God’s work of art: the Beatitudes and you

One of my great loves both in the form of a hobby and also in our Catholic culture is natural photography and art, particularly sacred art. The reason I am drawn to it is simple: beauty. 
I enjoy taking pictures of beautiful things — a sunrise, a newborn child of a friend, a fresh snowfall untouched by footprints or car tracks, or a unique flower, plant, bird or my hyper-spastic black-furred Pomeranian puppy, Otto! I also always try to get a picture of a newly married couple after I’ve finished their wedding. Sometime I might just take a “family photo” as a form of a memory just like you often do at Christmas or other special times.  
All of these are “beautiful.” As once said by a great author, “the world will be saved by beauty.”
The “Beatitudes” [Matt 5:1-12] begin with the words “Blessed are.” They are like Christian art.
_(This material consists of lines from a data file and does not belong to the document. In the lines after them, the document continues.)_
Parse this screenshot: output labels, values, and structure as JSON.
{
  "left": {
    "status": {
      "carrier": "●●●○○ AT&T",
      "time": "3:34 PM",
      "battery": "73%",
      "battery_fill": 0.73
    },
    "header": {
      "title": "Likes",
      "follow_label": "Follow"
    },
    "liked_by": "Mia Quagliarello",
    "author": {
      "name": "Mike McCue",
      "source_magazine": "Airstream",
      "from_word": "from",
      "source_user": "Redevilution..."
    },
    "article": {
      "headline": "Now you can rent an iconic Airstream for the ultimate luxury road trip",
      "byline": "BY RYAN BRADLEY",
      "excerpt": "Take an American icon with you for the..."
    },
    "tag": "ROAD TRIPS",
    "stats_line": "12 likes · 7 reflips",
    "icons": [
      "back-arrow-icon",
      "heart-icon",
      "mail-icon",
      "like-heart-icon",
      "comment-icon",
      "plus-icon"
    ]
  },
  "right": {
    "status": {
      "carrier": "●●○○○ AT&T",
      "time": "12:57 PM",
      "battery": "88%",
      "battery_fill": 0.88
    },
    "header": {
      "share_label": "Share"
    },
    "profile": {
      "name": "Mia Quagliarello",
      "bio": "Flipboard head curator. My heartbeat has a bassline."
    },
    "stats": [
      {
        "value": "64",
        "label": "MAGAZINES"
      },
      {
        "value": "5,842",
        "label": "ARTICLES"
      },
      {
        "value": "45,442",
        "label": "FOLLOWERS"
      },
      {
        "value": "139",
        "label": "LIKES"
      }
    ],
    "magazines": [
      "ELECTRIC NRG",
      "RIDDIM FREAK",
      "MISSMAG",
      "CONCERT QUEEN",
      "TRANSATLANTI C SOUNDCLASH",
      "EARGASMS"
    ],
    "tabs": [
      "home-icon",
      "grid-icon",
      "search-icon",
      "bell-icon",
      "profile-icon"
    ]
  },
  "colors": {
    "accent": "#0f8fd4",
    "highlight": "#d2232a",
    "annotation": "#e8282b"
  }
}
They are, lived out, most beautiful. Something that is beautiful attracts our attention. It stands out; it is different from normal. We are transfixed by it. When the Beatitudes, the first of Christ’s teachings in the “Sermon on the Mount,” were given, they “stood out” – they were different, and we find them beautiful, though we may not understand them fully at first glance.

The great theologian and author Hans Urs Von Balthasar says that, like beautiful art, the Beatitudes are like a self-portrait of Christ:
“He begins his ministry of proclamation with a self-portrait that invites his listeners to follow him” [from his book, “Light of the Word.”] When we see the Beatitudes in action – which when we really contemplate it, are at striking odds with what the world would consider “happiness” – we mysteriously and beautifully see God. We see Jesus! The Beatitudes are an image of Christ himself. Put another way, in very modern, current language: the Beatitudes are like “God’s selfie.” When you take a “selfie,” smiling, with your I-phone camera, you send it to a friend or someone, or you post it on your Facebook, it shows everyone your beautiful face!
So, if Jesus is the “face of God the Father,” then the Beatitudes are – today, right now, in 2017 –  like the selfie of Jesus! They show us the face of Christ present to the poor in spirit, who must rely on God and his grace in every matter of life; through meekness and mercy, shown through being humble, and giving forgiveness to those who have wronged us; through purity of heart, a right, pure intention, and a courageous chastity within a culture that constantly provides challenge and temptations; through making peace in the midst of a division and conflict; through a mourning, a grief over the death of someone you loved; through a hunger and thirst for that which is right, that is particularly seen in active social justice and standing up for what is right (I particularly think of the March for Life just a few days ago, which had a much more “satisfied, victorious” tone this year); and last but not least, in the willingness to be persecuted and suffer at times for identifying oneself as a Christian, as a Catholic.
These qualities, characteristics are not the first things that come to mind when the average person thinks of happiness or beauty – but seen through the lens of faith in Christ, that looks toward a life beyond this one, it is precisely so. It is indeed beautiful. Like any piece of art, it takes time to complete, and the painting, the sculpture, becomes more beautiful as it is completed. This is what God does with us if we choose to live the Beatitudes – and the beauty is shared to those around us.
As you know, the common translation of “blessed” is “happy.” What is important to know is that the Greek word for “blessedness” and “happiness” is not so much an emotion or feeling the way we often use it: it is rather to describe someone in a fortunate, even advantageous situation. For as one recent biblical commentary notes “in Jewish tradition beatitudes either commended those who take a certain path of life, or promised future consolation to those in affliction and suffering.”
What if, when we find ourselves in material or spiritual poverty or perhaps weak in spirit, in a time of great grief and mourning, or risking the loss of a friendship, professional or family honor through the attempt of being a peacemaker or because of a burning thirst for righteousness: what if we then remembered: fortunate are you? Advantageous are you: indeed, blessed are you?
With a little grace, God can help us to see that our challenges, struggles and obstacles are actually real fortunes, true blessings. What an advantage we truly have.

Catholic Review

The Catholic Review is the official publication of the Archdiocese of Baltimore.